In contrast, when production costs are high, new products inevitably come with a steep price tag. To overcome this and stimulate demand, manufacturers are likely to offer free repair services to whet consumers’ appetites. This is a “value enhancement effect,” i.e., the repair service could make the products last longer and hence, increase the consumers’ valuation of the product. Since repair is offered free of charge, the right-to-repair legislation — along with its resulting lower independent repair costs — is unlikely to make much of a difference.
In instances where production costs are intermediate, our model predicts that the outcome is a combination of the above effects. When the right-to-repair legislation is introduced, independent repair costs start to fall, and manufacturers are likely to lower the prices of their new products in order to entice customers away from the repair option (similar to what happens in the low production cost scenario). However, a continual price cut would eventually leave the profit margin too thin. If independent repair were widely available, products would have a longer lifespan, which makes them more valuable. Manufacturers would have the incentive to take advantage of that increased value; in fact, they are likely to switch tacks and raise new product prices while offering free repair service (similar to what happens in the high production cost scenario).
A higher price hurts consumers, but it does not necessarily benefit the environment, either. Even though people might buy fewer new products, easier repair could lead more consumers to use old, energy-inefficient products, resulting in a higher environmental impact. The worst-case scenario could occur for products that have a high environmental impact when they are in use — such as cars, trucks, refrigerators, or other major appliances. Manufacturers may raise prices, and with a flourishing repair market, more people might end up buying and using old power guzzlers. All told, a right-to-repair bill in this scenario can create a “lose-lose-lose” situation that compromises manufacturer profit, reduces consumer surplus, and exacerbates the environmental impact despite repair being made easier and more affordable.

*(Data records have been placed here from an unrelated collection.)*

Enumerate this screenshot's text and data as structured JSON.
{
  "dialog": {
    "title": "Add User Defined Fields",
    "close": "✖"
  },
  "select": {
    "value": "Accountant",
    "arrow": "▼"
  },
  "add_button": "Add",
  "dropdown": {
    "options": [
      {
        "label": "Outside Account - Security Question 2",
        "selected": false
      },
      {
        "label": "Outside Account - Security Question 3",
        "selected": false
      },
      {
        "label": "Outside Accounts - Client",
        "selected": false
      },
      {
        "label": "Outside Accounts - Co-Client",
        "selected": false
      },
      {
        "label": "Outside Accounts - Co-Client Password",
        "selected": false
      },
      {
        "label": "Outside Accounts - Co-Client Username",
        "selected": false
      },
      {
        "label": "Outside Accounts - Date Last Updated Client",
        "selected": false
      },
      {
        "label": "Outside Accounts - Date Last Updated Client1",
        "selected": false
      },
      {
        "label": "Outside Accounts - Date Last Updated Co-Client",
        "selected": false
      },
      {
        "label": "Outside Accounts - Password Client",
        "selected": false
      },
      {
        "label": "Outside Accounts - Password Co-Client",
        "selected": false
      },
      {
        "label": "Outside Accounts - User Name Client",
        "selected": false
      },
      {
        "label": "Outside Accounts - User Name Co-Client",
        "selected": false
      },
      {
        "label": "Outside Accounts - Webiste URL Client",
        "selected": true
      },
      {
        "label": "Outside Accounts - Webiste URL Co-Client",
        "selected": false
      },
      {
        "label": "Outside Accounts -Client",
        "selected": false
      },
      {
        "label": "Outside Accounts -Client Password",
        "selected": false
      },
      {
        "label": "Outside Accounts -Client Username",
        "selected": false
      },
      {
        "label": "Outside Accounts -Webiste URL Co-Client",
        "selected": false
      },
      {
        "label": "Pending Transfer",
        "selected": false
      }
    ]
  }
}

Our results tell a cautionary tale about the unintended consequences of the right-to-repair legislation. We highlight the inextricable link between repair and product markets and urge lawmakers to take a more holistic approach in assessing the repercussions of the right-to-repair legislation. Ignoring the strategic response from the product market (which is indeed often overlooked in the current debate on the right to repair) will paint an incomplete picture and even lead to flawed conclusions. Instead, lawmakers should examine specific product categories, including their production cost and environmental impact, and guard against sweeping, one-size-fits-all legislation.